Smith shared his story with Fairfax to raise awareness, and said his local doctor in Cambridge, Waikato, had detected abnormalities.
Since he turned 50, he had been having an annual medical check-up, and last year his doctor started doing PSA tests while he was doing blood tests.
PSA stands for Prostate Specific Antigen, a protein produced by the prostate. Changing levels can be a sign there are cancer cells in the prostate.
"I was getting the blood tests about every six months. It was high PSA levels that initially alerted the doctor," Smith told Fairfax. "High levels don't automatically mean you've got cancer, but it is an alert, and it led to me getting a digital exam, and he then thought, 'Hmm..there's a hard spot there.' Could be nothing, but he sent me to the urologist.
"Then I had an MRI test (magnetic imaging scans), which showed up some tumours."
"Through the Rugby Championship I knew I had it, but I didn't really talk to anyone (inside the All Blacks). The only one was the team doctor, Tony Page, and I didn't even tell him.
Smith decided to 'just get the thing out' and before the operation came a CT scan to see if the cancer had spread elsewhere.
"The results took a week to come through, and I was starting to picture, 'Jeez, are there that many on the screen that they're still counting them?

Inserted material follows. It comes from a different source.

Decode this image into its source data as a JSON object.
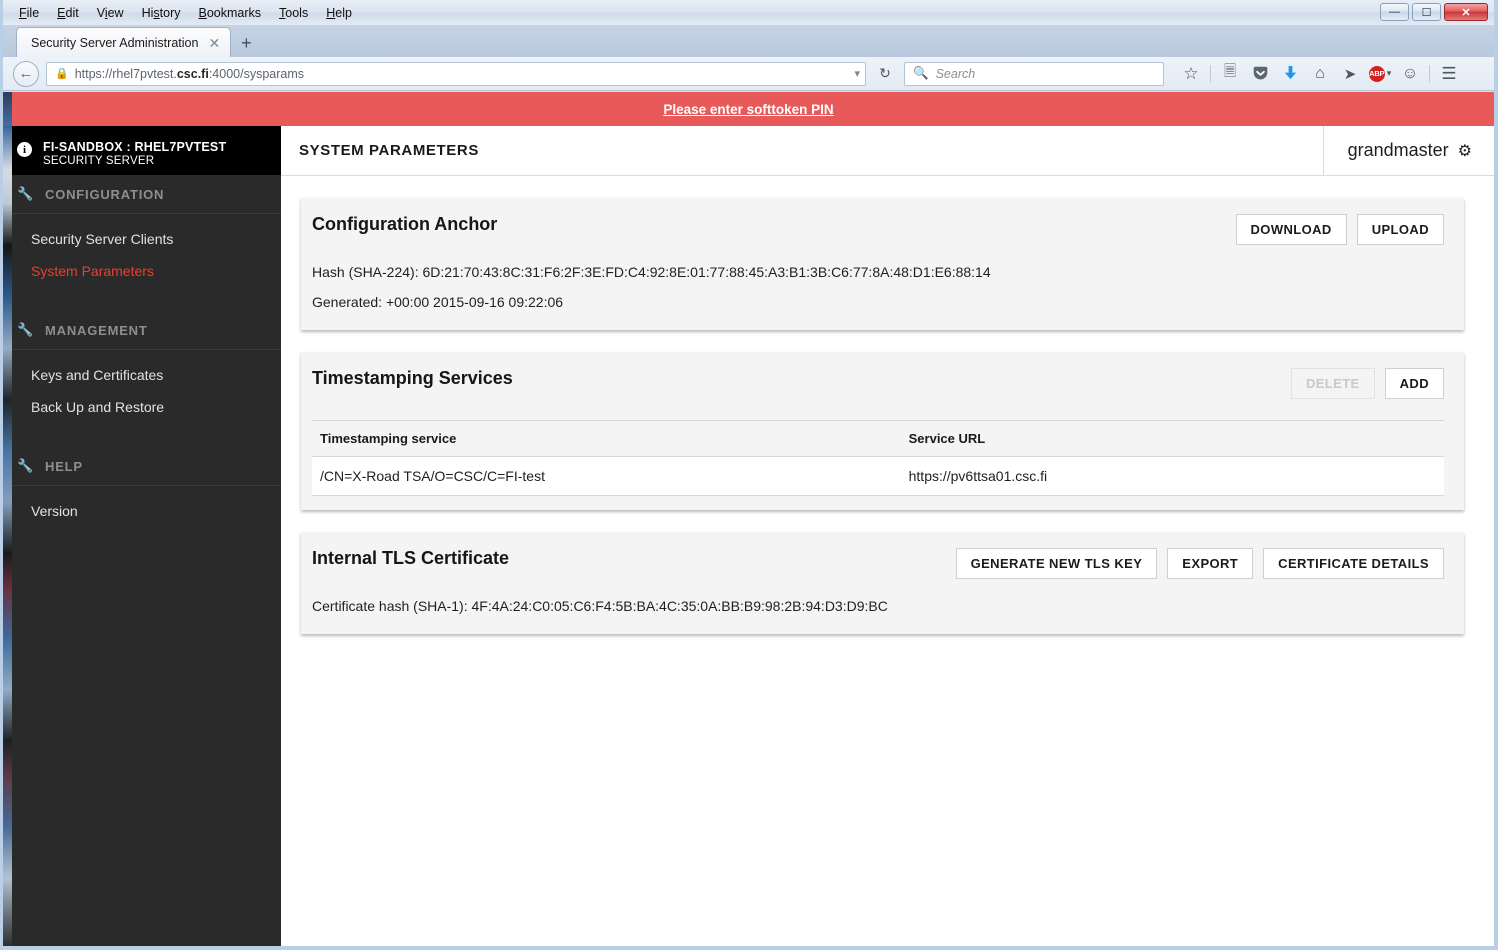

Have I got it everywhere?'
"Then the text came through: 'You're all clear, apart from the prostate.' It was as simple as that. The relief was enormous."
The discovery he had cancer played no role in Smith's decision to step down from the All Black coaching team.
Nicknamed "The Professor", Smith had a 20-year association with the All Blacks as a player and then in three spells as a coach.
Smith's next move has been a subject of huge intrigue around the rugby world, and he is intent on fulfilling "a couple of little projects I started arranging immediately".
"I'm going to help the Kobe Steelers club in Japan," Smith said. "They have a relationship with the Chiefs, and I'm going to have an involvement with the coaches at Kobe and get a bit of coaching in from time to time.
"I'll also be doing two to three weeks with the Italian national team coaches over the year. I'll attend a couple of camps to have a mentoring-type role with Conor O'Shea and Mike Catt. I have a real passion for Italy, its people and their rugby, so Trish and I are looking forward to getting back there now and again."